Q. What advice do you have for UNSW Business School students or recent graduates who want to found their own startup?
Just get started. Entrepreneurship is really about finding the ways to get the most out of yourself, so the more you read the more confusing it can become to identify what might work for you. The only way to figure things out is to try (and often fail), but any time you try something you receive back concrete evidence as to whether that particular thing does or doesn’t work - which can then frame (and improve) your future decision making, and on you go.
Q. And finally, what drives you to get up and go to work every day?
Pete: These days it’s all about bonds of trust. We have an ever increasing number of schools and parents who are trusting us to provide an amazing learning experience for their kids, we also have a quickly growing team of head office and casual staff who trust us to provide them with a rewarding, inspiring and safe place to work. I don’t take that lightly, I want all of those stakeholders to feel satisfied with their choices to be involved with Code Camp. That gets me up in the morning and inspires me to improve at what I do.
Ben: As an entrepreneur, I’m also driven to continually create and build incredible experiences, and make a difference. Our aim and passion is to grow Code Camp to engage with more schools, more students, and more locations, and continue to build a brighter future for Australian students.
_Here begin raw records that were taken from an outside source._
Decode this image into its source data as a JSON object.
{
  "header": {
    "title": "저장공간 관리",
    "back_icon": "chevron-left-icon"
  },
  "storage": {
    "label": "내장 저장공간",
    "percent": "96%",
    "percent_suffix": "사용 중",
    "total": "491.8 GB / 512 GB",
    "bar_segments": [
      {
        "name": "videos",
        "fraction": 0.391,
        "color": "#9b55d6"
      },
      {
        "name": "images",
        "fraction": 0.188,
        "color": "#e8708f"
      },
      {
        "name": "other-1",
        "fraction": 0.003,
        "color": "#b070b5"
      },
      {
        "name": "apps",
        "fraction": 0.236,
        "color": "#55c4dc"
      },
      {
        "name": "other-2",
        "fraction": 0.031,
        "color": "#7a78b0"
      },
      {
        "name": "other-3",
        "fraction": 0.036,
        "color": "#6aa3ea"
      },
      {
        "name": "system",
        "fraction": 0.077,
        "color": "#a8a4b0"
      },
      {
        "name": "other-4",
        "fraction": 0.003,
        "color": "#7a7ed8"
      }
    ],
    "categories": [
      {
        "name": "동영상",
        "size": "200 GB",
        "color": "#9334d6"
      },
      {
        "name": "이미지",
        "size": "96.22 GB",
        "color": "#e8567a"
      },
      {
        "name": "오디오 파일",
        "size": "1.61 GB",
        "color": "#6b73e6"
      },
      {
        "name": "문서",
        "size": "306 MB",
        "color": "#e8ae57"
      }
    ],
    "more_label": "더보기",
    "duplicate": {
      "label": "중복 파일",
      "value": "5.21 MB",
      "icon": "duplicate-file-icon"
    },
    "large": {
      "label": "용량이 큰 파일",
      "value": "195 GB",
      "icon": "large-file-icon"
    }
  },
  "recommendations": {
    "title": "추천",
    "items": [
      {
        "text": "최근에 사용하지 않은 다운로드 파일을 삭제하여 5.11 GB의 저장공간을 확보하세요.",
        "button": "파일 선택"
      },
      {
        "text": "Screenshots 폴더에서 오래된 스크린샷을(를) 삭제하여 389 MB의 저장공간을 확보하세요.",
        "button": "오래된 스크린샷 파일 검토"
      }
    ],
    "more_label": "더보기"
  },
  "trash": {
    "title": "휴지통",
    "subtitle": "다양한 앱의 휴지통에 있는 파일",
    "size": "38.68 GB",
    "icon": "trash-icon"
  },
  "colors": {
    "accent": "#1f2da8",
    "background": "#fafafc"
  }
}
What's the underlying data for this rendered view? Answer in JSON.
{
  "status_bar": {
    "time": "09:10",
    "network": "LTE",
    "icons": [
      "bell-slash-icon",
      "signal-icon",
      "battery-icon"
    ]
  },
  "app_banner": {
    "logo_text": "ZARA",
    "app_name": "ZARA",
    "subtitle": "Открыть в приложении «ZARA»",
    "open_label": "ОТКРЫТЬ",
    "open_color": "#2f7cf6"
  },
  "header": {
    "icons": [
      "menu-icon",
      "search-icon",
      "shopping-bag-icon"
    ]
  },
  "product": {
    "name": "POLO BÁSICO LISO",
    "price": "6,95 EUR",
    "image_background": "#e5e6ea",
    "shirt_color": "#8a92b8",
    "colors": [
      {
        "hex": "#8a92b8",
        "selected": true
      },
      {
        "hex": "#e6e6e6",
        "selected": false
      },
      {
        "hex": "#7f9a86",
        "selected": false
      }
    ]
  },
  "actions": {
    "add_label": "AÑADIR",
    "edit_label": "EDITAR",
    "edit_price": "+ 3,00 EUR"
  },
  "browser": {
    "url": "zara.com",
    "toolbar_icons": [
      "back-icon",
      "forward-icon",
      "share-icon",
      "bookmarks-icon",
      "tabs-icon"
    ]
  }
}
Code Camp website
for information on how to enrol and to learn more about the program.